Going Down Under: Rhys Lee Presents Series of New Paintings @ Nicholas Thompson Gallery, Melbourne
Following the tradition of an annual solo presentation that started back in 2015, Nicholas Thompson Gallery is currently running the final week of Recent Paintings of new works by Rhys Lee. The artist told Juxtapoz, "The show came about by me painting for six months, thinking I would be showing 10 large paintings at the Melbourne Art Fair in Australia this month. However, the fair was pushed forward to February 2021 thanks to COVID-19 lockdown, so Nicholas Thompson offered me a show at the gallery this June and a show at the Fair February 2021."
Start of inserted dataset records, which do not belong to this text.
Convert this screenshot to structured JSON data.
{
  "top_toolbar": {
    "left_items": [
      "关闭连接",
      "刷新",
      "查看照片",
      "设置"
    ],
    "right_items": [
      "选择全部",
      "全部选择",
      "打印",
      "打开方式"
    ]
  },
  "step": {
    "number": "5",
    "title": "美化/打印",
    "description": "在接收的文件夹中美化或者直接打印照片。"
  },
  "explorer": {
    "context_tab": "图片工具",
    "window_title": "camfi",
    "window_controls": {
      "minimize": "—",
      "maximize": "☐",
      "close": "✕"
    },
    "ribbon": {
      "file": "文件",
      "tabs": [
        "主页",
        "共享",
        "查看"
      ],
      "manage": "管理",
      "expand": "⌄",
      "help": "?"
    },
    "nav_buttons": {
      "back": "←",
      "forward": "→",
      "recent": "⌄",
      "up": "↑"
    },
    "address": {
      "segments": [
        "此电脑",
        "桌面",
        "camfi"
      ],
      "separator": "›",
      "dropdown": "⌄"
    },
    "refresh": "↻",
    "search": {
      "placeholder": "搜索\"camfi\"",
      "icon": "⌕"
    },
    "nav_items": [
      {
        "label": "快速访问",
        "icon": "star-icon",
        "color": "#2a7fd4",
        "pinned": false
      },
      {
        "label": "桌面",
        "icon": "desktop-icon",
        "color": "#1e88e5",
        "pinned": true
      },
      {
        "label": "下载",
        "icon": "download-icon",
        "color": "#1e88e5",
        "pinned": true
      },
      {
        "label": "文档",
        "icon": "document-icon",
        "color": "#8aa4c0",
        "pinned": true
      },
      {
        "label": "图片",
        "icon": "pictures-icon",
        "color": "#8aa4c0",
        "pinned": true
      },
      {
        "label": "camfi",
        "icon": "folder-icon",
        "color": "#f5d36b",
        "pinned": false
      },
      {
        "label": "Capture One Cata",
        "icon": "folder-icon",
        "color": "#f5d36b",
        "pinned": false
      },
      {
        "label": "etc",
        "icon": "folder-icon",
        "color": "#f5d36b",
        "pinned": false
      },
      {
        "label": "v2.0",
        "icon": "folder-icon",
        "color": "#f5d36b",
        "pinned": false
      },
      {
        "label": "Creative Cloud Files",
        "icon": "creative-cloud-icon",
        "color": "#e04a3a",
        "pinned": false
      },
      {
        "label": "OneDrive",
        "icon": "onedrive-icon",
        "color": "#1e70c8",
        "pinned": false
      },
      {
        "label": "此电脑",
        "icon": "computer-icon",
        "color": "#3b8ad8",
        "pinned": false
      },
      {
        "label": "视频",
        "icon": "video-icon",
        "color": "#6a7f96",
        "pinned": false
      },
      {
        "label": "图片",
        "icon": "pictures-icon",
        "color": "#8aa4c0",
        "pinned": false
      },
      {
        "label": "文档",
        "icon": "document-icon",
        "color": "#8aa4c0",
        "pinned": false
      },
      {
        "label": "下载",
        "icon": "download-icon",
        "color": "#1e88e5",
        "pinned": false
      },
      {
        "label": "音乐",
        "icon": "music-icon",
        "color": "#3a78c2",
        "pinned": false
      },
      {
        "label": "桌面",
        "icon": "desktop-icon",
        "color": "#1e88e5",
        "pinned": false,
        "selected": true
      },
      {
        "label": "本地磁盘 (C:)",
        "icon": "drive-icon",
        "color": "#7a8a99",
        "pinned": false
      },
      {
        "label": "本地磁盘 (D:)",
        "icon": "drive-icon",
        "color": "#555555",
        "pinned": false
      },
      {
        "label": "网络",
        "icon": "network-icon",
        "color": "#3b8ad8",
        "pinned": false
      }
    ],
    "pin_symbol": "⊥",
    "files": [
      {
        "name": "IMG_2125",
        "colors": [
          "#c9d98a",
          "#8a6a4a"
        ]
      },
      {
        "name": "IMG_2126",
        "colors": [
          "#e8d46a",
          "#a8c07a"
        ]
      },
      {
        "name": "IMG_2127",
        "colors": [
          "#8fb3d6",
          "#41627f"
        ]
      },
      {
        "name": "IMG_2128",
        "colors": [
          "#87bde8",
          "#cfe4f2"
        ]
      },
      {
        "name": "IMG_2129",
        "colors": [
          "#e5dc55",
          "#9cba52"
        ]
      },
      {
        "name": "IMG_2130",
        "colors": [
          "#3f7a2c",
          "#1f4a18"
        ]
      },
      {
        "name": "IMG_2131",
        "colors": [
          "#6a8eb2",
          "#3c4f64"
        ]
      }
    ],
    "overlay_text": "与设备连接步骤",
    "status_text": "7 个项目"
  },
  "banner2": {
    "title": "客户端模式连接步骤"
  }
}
"I’m showing smaller paintings and fewer paintings. The current show is basically a truncated version of what it would have been originally." This reshuffling of plans has not slowed down the prolific artist who's been exhibiting extensively around the globe lately. From solo exhibitions with Julien Cadet Gallery in Paris last year and Paul Nache in New Zealand in February, as well as group presentations in LA, France, Belgium, and The Netherlands, Rhys Lee's labor-intense work appeals to art fans of varied predilections. The new exhibition is comprised of 10 paintings on display at the gallery, along with a series of works on paper that are presented online only.
Alluding to his common thread, the artist explains how "The works in the show are connected through line and form, except Flip The Frog. I’ve been looking at Picasso and Condo a lot and I keep coming back to the cubist aesthetic. It takes me back to my graffiti-filled youth, with hard lines, shape, shadow, color, and mess." Lee's seamless blend of traditional art influences and equally classic graffiti elements results in raw pictures where process, surface, and texture are as important as content, most notably in pieces, such as The Juggler #4 or The Handler, in which Picasso-esque aesthetic is applied around Vaughn Bodē-like characters.
Often experimenting with popular tropes and images the artist enjoys maneuvering recognizable images until they transform into new and unexpected creations, which challenge and entertain as figures dissolve into outline or background. Such inventiveness where color, thickness, or even underscoring of outline creates constant surprise. The artist is currently working towards a January show at Avenue Des Arts in L.A and the rescheduled presentation at the Melbourne Art Fair in February 2021 with Nicholas Thompson Gallery. —Sasha Bogojev